On Nov. 12, 2008, the final “Mandatory Disclosure Rule” was issued, approximately one year after its proposed promulgation. The final rule, effective on Dec. 12, 2008: (1) expands the obligations for a Contractor Code of Business Ethics and Conduct to include mandatory disclosure requirements for certain violations of federal criminal law and for violations of the False Claims Act, (2) establishes a business ethics awareness and compliance program for certain government contractors, and (3) creates a new cause for suspension and debarment based on a contractor’s knowing failure to make a required disclosure under the new rule.  

The final rule significantly revises FAR 52.203-13, Contractor Code of Business Ethics and Conduct and now requires contractors to have a written code of business ethics and to exercise due diligence to prevent and detect criminal conduct. If a contractor has credible evidence that a principal, employee, agent or subcontractor has committed a violation of federal criminal law, the contractor must timely disclose all incidents to the inspector general in writing, copying the contracting officer. Neither “credible evidence” nor “timely disclosure” is defined in the clause.  

Government contractors are required to establish a “business ethics awareness and compliance program and internal control system.” This requirement does not apply to small businesses or commercial item contracts; however, the rule does require contractors to flow down the substance of the clause to subcontractors exceeding $5 million and 120 days, including commercial item subcontracts.  

Lastly, the final rule expands the causes for suspension and debarment to include the knowing failure, by a principal, to timely disclose to the government credible evidence of a violation of federal criminal law, a violation of the False Claims Act, or a significant overpayment on the contract. Neither “timely” nor “significant overpayment” is defined in the final rule.  

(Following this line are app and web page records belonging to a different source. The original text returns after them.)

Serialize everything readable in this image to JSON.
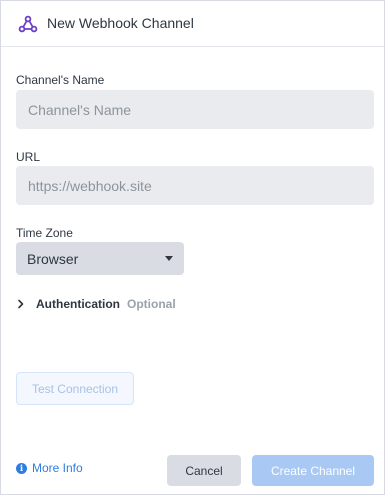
{
  "header": {
    "title": "New Webhook Channel",
    "icon": "webhook-icon"
  },
  "form": {
    "name": {
      "label": "Channel's Name",
      "placeholder": "Channel's Name",
      "value": ""
    },
    "url": {
      "label": "URL",
      "placeholder": "https://webhook.site",
      "value": ""
    },
    "timezone": {
      "label": "Time Zone",
      "selected": "Browser"
    },
    "authentication": {
      "label": "Authentication",
      "optional": "Optional"
    },
    "test_connection": "Test Connection"
  },
  "footer": {
    "more_info": "More Info",
    "cancel": "Cancel",
    "create": "Create Channel"
  },
  "colors": {
    "accent": "#2f7de1",
    "primary_disabled": "#a9c8f3",
    "icon_purple": "#6b3fc7"
  }
}
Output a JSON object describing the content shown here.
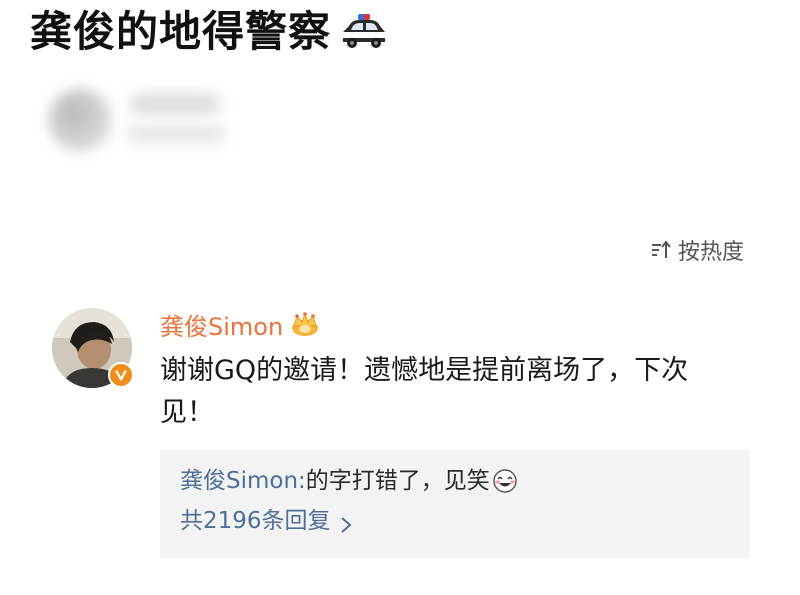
{
  "post": {
    "headline": "龚俊的地得警察",
    "headline_emoji": "police-car-icon"
  },
  "sort": {
    "label": "按热度",
    "icon": "sort-icon"
  },
  "comment": {
    "author": "龚俊Simon",
    "author_badge": "crown-icon",
    "verified_badge": "verified-v-icon",
    "text": "谢谢GQ的邀请！遗憾地是提前离场了，下次见！",
    "reply": {
      "author": "龚俊Simon:",
      "text": " 的字打错了，见笑",
      "emoji": "laugh-emoji",
      "count_label": "共2196条回复"
    }
  },
  "colors": {
    "author_orange": "#e8733a",
    "link_blue": "#4e6f9a",
    "reply_bg": "#f3f3f3",
    "badge_orange": "#f08c1c"
  }
}
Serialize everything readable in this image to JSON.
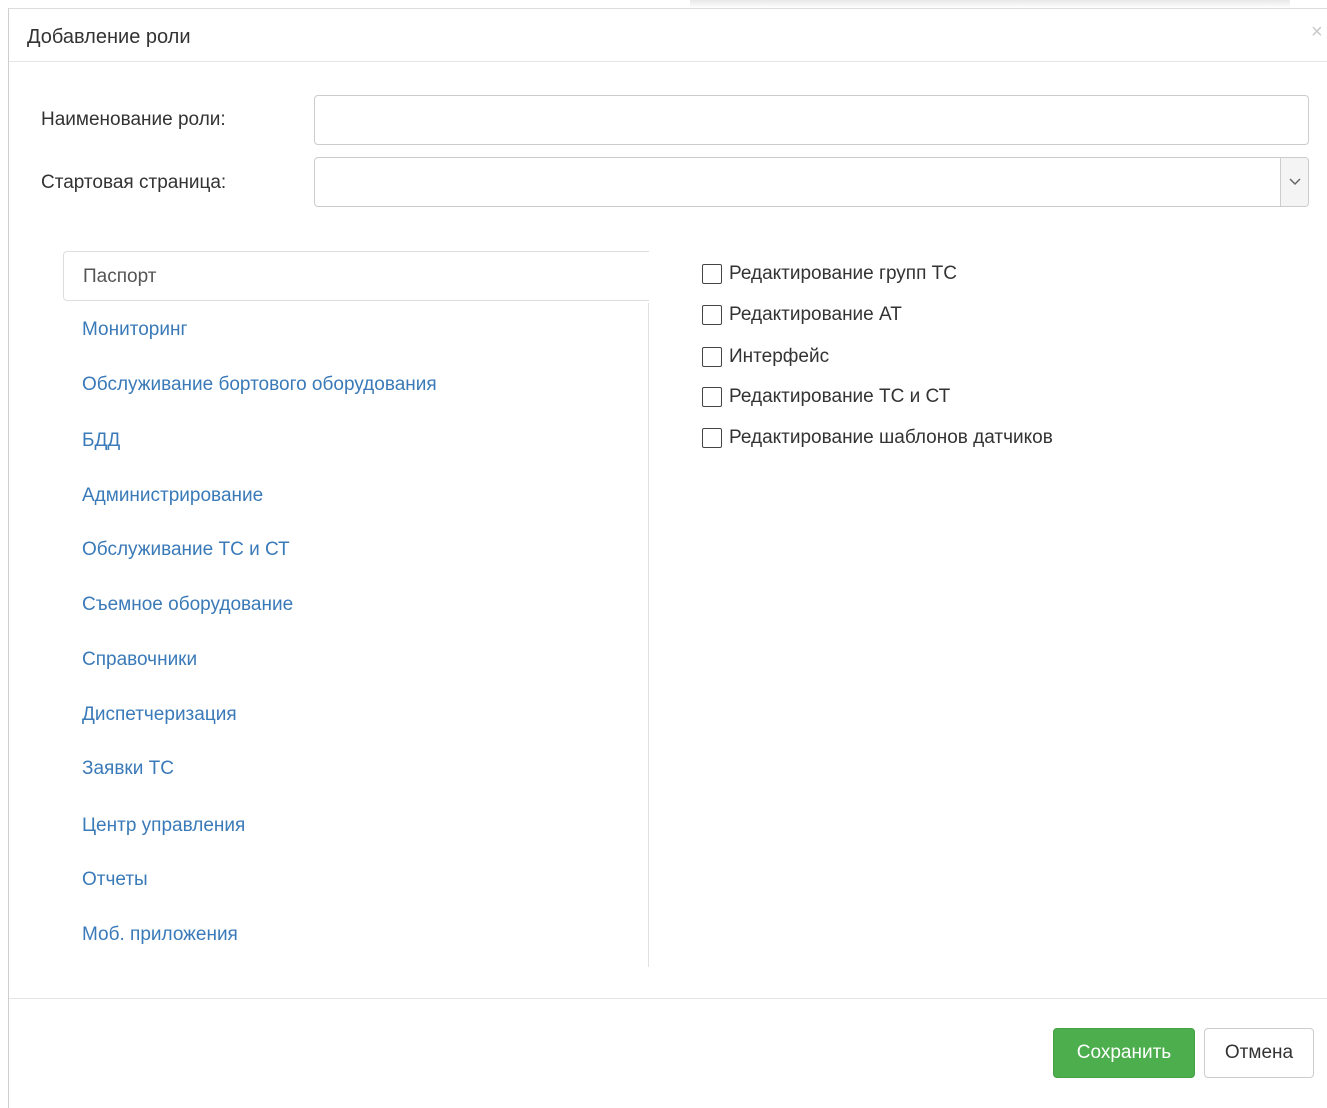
{
  "dialog": {
    "title": "Добавление роли",
    "close_symbol": "×"
  },
  "form": {
    "role_name_label": "Наименование роли:",
    "role_name_value": "",
    "start_page_label": "Стартовая страница:",
    "start_page_value": ""
  },
  "tabs": [
    {
      "label": "Паспорт",
      "active": true
    },
    {
      "label": "Мониторинг",
      "active": false
    },
    {
      "label": "Обслуживание бортового оборудования",
      "active": false
    },
    {
      "label": "БДД",
      "active": false
    },
    {
      "label": "Администрирование",
      "active": false
    },
    {
      "label": "Обслуживание ТС и СТ",
      "active": false
    },
    {
      "label": "Съемное оборудование",
      "active": false
    },
    {
      "label": "Справочники",
      "active": false
    },
    {
      "label": "Диспетчеризация",
      "active": false
    },
    {
      "label": "Заявки ТС",
      "active": false
    },
    {
      "label": "Центр управления",
      "active": false
    },
    {
      "label": "Отчеты",
      "active": false
    },
    {
      "label": "Моб. приложения",
      "active": false
    }
  ],
  "permissions": [
    {
      "label": "Редактирование групп ТС",
      "checked": false
    },
    {
      "label": "Редактирование АТ",
      "checked": false
    },
    {
      "label": "Интерфейс",
      "checked": false
    },
    {
      "label": "Редактирование ТС и СТ",
      "checked": false
    },
    {
      "label": "Редактирование шаблонов датчиков",
      "checked": false
    }
  ],
  "footer": {
    "save_label": "Сохранить",
    "cancel_label": "Отмена"
  },
  "colors": {
    "link": "#3a7ab8",
    "save_button": "#4cae4c"
  }
}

The new rule creates an affirmative duty for government contractors for disclosures, unlike the industry has seen in the past. Now more than ever, government contractors will need to ensure that compliance is at the heart of their operations. This will include instituting effective compliance programs, enhancing internal controls systems and revamping ethics training. Please do not hesitate to contact Lorraine Campos or any of the lawyers with our Global Regulatory Enforcement Group if you have any questions regarding this final rule.